▶ **REQUIREMENT**
Every line holding "gold" should be copied from the records below.

▶ **EXERCISE DATA**
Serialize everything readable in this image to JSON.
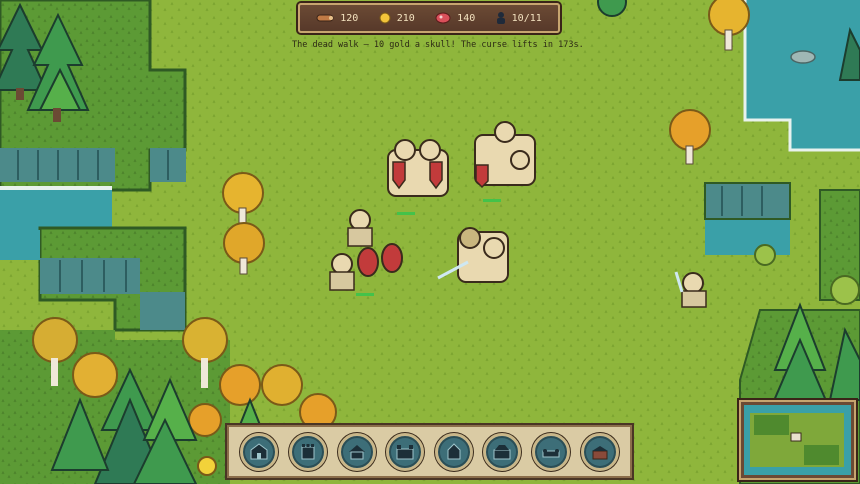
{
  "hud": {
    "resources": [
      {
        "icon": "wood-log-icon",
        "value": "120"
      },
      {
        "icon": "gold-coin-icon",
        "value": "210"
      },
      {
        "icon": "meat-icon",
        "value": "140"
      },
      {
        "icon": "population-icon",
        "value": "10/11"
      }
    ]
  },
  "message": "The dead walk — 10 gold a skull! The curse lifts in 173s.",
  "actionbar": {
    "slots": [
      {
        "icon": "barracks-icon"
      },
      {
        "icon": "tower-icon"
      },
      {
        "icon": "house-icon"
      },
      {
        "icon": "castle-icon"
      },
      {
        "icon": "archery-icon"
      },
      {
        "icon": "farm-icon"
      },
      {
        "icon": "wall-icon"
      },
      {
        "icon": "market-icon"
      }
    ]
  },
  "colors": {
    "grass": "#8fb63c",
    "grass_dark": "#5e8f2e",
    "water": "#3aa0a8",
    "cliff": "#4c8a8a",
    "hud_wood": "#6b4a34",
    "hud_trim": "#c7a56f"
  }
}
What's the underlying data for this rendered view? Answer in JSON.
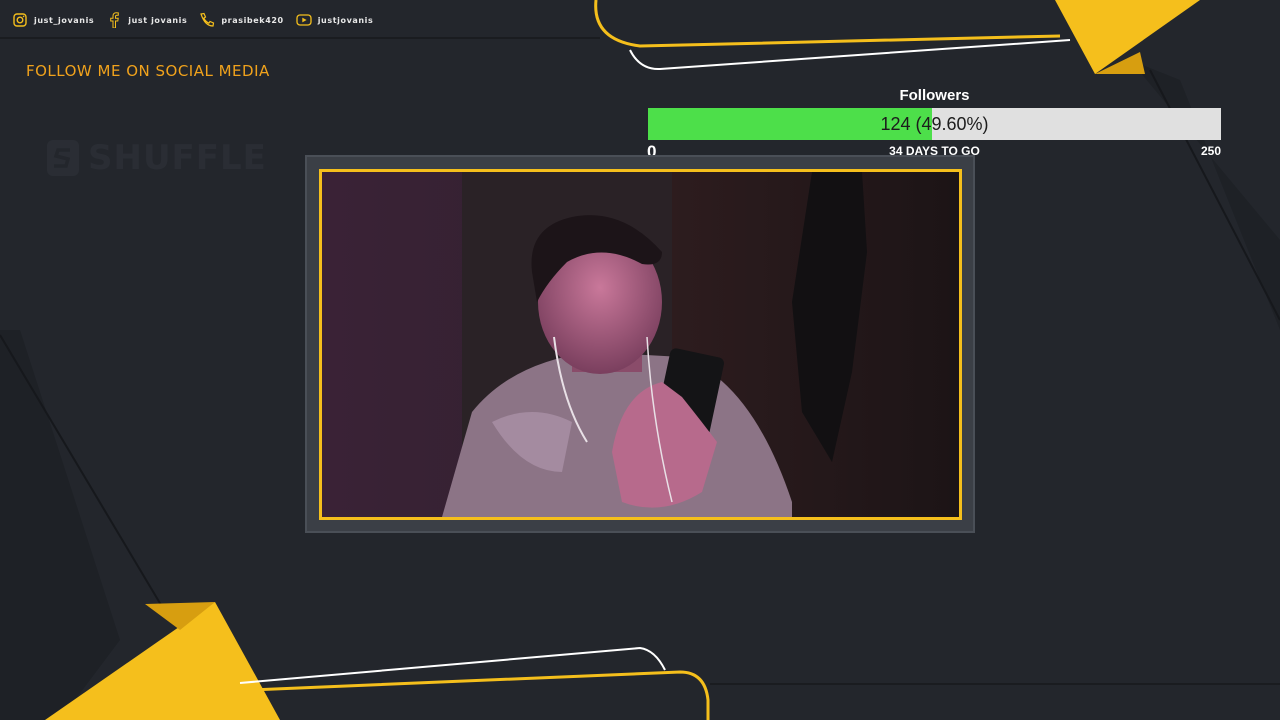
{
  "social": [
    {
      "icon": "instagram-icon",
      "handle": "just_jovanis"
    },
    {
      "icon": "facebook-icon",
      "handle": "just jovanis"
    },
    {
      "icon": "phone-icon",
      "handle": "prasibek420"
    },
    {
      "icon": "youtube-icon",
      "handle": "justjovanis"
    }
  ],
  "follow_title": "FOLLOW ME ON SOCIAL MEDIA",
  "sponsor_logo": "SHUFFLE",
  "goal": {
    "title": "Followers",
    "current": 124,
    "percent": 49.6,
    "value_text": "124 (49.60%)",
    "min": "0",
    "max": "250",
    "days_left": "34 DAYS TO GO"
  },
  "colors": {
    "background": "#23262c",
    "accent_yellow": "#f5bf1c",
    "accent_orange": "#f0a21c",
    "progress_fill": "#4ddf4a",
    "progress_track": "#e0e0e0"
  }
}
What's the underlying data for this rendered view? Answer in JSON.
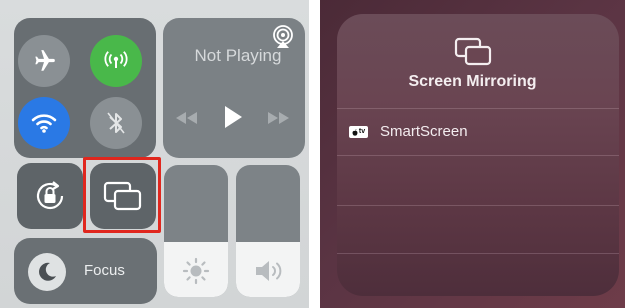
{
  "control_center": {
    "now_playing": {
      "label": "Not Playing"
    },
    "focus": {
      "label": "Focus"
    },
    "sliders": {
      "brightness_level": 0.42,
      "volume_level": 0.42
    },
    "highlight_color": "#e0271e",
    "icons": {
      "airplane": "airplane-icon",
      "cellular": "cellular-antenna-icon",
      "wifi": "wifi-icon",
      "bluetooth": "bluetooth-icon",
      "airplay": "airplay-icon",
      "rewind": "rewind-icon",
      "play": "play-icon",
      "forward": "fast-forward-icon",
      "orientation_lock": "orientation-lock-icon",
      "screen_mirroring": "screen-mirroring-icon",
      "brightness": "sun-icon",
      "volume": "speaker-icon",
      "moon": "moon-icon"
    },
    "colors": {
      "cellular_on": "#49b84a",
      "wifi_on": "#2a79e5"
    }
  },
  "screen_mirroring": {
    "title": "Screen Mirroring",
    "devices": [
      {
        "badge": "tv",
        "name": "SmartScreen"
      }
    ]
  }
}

▶ **WRITTEN SOLUTION**
        "icon": "gold-coin-icon",
  "message": "The dead walk — 10 gold a skull! The curse lifts in 173s.",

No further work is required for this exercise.